• **Work instructions**
Give the entries again, precisely as they were written.

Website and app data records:

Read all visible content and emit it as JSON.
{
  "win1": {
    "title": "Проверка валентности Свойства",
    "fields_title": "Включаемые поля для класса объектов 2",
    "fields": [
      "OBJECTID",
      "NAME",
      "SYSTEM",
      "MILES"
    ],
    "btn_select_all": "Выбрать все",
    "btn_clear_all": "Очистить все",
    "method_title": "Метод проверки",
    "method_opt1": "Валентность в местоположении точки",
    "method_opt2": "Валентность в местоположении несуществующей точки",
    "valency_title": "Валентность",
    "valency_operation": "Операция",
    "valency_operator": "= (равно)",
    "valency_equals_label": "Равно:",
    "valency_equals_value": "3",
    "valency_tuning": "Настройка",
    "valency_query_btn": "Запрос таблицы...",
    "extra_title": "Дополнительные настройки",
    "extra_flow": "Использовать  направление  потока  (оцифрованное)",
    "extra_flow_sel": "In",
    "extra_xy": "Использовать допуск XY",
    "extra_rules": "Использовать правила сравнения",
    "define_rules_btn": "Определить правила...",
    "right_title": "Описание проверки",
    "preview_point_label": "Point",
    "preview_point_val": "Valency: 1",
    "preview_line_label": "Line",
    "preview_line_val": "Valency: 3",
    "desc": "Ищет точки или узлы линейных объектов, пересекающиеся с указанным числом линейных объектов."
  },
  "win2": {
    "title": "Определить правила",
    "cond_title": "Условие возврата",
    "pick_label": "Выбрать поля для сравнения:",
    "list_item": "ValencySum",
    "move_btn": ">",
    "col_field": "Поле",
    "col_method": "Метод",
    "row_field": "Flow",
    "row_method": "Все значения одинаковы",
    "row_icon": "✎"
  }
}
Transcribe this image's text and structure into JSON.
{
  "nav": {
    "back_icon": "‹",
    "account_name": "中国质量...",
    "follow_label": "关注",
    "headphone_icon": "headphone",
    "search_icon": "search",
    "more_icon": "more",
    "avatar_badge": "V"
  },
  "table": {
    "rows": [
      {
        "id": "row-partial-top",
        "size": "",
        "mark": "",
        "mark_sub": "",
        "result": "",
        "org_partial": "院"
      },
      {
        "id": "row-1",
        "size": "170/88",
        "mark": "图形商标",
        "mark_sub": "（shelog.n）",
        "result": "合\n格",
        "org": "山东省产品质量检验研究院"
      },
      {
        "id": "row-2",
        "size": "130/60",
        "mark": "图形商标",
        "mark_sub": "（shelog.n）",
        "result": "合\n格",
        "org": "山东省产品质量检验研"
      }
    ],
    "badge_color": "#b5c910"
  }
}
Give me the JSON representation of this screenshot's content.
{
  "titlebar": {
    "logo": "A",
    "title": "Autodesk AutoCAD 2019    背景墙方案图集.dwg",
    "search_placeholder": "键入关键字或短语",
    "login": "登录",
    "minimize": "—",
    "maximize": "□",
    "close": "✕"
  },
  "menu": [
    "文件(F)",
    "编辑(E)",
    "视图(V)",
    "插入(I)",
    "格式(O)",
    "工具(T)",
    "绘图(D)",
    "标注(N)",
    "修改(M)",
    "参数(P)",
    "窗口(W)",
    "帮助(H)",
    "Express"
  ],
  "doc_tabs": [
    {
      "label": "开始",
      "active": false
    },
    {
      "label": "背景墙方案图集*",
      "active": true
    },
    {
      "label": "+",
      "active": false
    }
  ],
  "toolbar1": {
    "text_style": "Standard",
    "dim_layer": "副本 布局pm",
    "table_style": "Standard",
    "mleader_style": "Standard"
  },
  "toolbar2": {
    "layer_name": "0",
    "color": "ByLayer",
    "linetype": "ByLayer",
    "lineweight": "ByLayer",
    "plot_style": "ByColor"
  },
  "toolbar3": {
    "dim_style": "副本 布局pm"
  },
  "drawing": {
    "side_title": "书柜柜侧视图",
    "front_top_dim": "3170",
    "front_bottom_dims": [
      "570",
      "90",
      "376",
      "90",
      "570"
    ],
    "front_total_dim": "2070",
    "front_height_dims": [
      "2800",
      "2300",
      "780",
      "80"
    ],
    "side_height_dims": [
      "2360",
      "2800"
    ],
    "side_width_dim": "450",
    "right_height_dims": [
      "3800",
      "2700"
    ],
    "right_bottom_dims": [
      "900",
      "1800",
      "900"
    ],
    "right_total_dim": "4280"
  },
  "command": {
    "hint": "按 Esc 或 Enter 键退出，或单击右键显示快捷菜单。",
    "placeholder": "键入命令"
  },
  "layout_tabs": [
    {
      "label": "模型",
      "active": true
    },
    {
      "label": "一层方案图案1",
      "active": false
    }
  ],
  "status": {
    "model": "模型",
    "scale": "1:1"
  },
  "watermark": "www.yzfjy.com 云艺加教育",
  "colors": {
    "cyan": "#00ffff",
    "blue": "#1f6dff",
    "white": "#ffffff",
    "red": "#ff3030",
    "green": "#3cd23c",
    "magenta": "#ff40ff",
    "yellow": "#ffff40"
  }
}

• **Solved problem**
Read all visible content and emit it as JSON.
{
  "win1": {
    "title": "Проверка валентности Свойства",
    "fields_title": "Включаемые поля для класса объектов 2",
    "fields": [
      "OBJECTID",
      "NAME",
      "SYSTEM",
      "MILES"
    ],
    "btn_select_all": "Выбрать все",
    "btn_clear_all": "Очистить все",
    "method_title": "Метод проверки",
    "method_opt1": "Валентность в местоположении точки",
    "method_opt2": "Валентность в местоположении несуществующей точки",
    "valency_title": "Валентность",
    "valency_operation": "Операция",
    "valency_operator": "= (равно)",
    "valency_equals_label": "Равно:",
    "valency_equals_value": "3",
    "valency_tuning": "Настройка",
    "valency_query_btn": "Запрос таблицы...",
    "extra_title": "Дополнительные настройки",
    "extra_flow": "Использовать  направление  потока  (оцифрованное)",
    "extra_flow_sel": "In",
    "extra_xy": "Использовать допуск XY",
    "extra_rules": "Использовать правила сравнения",
    "define_rules_btn": "Определить правила...",
    "right_title": "Описание проверки",
    "preview_point_label": "Point",
    "preview_point_val": "Valency: 1",
    "preview_line_label": "Line",
    "preview_line_val": "Valency: 3",
    "desc": "Ищет точки или узлы линейных объектов, пересекающиеся с указанным числом линейных объектов."
  },
  "win2": {
    "title": "Определить правила",
    "cond_title": "Условие возврата",
    "pick_label": "Выбрать поля для сравнения:",
    "list_item": "ValencySum",
    "move_btn": ">",
    "col_field": "Поле",
    "col_method": "Метод",
    "row_field": "Flow",
    "row_method": "Все значения одинаковы",
    "row_icon": "✎"
  }
}
Transcribe this image's text and structure into JSON.
{
  "nav": {
    "back_icon": "‹",
    "account_name": "中国质量...",
    "follow_label": "关注",
    "headphone_icon": "headphone",
    "search_icon": "search",
    "more_icon": "more",
    "avatar_badge": "V"
  },
  "table": {
    "rows": [
      {
        "id": "row-partial-top",
        "size": "",
        "mark": "",
        "mark_sub": "",
        "result": "",
        "org_partial": "院"
      },
      {
        "id": "row-1",
        "size": "170/88",
        "mark": "图形商标",
        "mark_sub": "（shelog.n）",
        "result": "合\n格",
        "org": "山东省产品质量检验研究院"
      },
      {
        "id": "row-2",
        "size": "130/60",
        "mark": "图形商标",
        "mark_sub": "（shelog.n）",
        "result": "合\n格",
        "org": "山东省产品质量检验研"
      }
    ],
    "badge_color": "#b5c910"
  }
}
Give me the JSON representation of this screenshot's content.
{
  "titlebar": {
    "logo": "A",
    "title": "Autodesk AutoCAD 2019    背景墙方案图集.dwg",
    "search_placeholder": "键入关键字或短语",
    "login": "登录",
    "minimize": "—",
    "maximize": "□",
    "close": "✕"
  },
  "menu": [
    "文件(F)",
    "编辑(E)",
    "视图(V)",
    "插入(I)",
    "格式(O)",
    "工具(T)",
    "绘图(D)",
    "标注(N)",
    "修改(M)",
    "参数(P)",
    "窗口(W)",
    "帮助(H)",
    "Express"
  ],
  "doc_tabs": [
    {
      "label": "开始",
      "active": false
    },
    {
      "label": "背景墙方案图集*",
      "active": true
    },
    {
      "label": "+",
      "active": false
    }
  ],
  "toolbar1": {
    "text_style": "Standard",
    "dim_layer": "副本 布局pm",
    "table_style": "Standard",
    "mleader_style": "Standard"
  },
  "toolbar2": {
    "layer_name": "0",
    "color": "ByLayer",
    "linetype": "ByLayer",
    "lineweight": "ByLayer",
    "plot_style": "ByColor"
  },
  "toolbar3": {
    "dim_style": "副本 布局pm"
  },
  "drawing": {
    "side_title": "书柜柜侧视图",
    "front_top_dim": "3170",
    "front_bottom_dims": [
      "570",
      "90",
      "376",
      "90",
      "570"
    ],
    "front_total_dim": "2070",
    "front_height_dims": [
      "2800",
      "2300",
      "780",
      "80"
    ],
    "side_height_dims": [
      "2360",
      "2800"
    ],
    "side_width_dim": "450",
    "right_height_dims": [
      "3800",
      "2700"
    ],
    "right_bottom_dims": [
      "900",
      "1800",
      "900"
    ],
    "right_total_dim": "4280"
  },
  "command": {
    "hint": "按 Esc 或 Enter 键退出，或单击右键显示快捷菜单。",
    "placeholder": "键入命令"
  },
  "layout_tabs": [
    {
      "label": "模型",
      "active": true
    },
    {
      "label": "一层方案图案1",
      "active": false
    }
  ],
  "status": {
    "model": "模型",
    "scale": "1:1"
  },
  "watermark": "www.yzfjy.com 云艺加教育",
  "colors": {
    "cyan": "#00ffff",
    "blue": "#1f6dff",
    "white": "#ffffff",
    "red": "#ff3030",
    "green": "#3cd23c",
    "magenta": "#ff40ff",
    "yellow": "#ffff40"
  }
}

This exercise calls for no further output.